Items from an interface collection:
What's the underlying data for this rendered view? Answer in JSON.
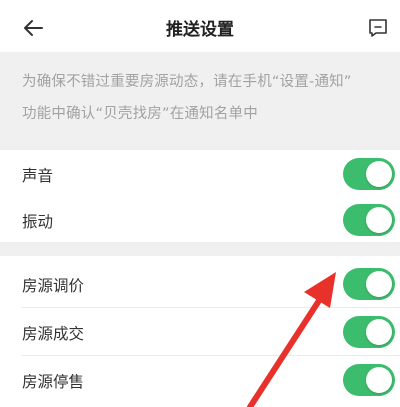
{
  "header": {
    "title": "推送设置",
    "back_icon": "back-arrow-icon",
    "feedback_icon": "feedback-icon"
  },
  "notice": {
    "line1": "为确保不错过重要房源动态，请在手机“设置-通知”",
    "line2": "功能中确认“贝壳找房”在通知名单中"
  },
  "section1": [
    {
      "label": "声音",
      "enabled": true
    },
    {
      "label": "振动",
      "enabled": true
    }
  ],
  "section2": [
    {
      "label": "房源调价",
      "enabled": true
    },
    {
      "label": "房源成交",
      "enabled": true
    },
    {
      "label": "房源停售",
      "enabled": true
    }
  ],
  "colors": {
    "toggle_on": "#3cbd6d",
    "annotation_arrow": "#e8312b"
  }
}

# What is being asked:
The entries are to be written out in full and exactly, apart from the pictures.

# Written response:
What's the underlying data for this rendered view? Answer in JSON.
{
  "header": {
    "title": "推送设置",
    "back_icon": "back-arrow-icon",
    "feedback_icon": "feedback-icon"
  },
  "notice": {
    "line1": "为确保不错过重要房源动态，请在手机“设置-通知”",
    "line2": "功能中确认“贝壳找房”在通知名单中"
  },
  "section1": [
    {
      "label": "声音",
      "enabled": true
    },
    {
      "label": "振动",
      "enabled": true
    }
  ],
  "section2": [
    {
      "label": "房源调价",
      "enabled": true
    },
    {
      "label": "房源成交",
      "enabled": true
    },
    {
      "label": "房源停售",
      "enabled": true
    }
  ],
  "colors": {
    "toggle_on": "#3cbd6d",
    "annotation_arrow": "#e8312b"
  }
}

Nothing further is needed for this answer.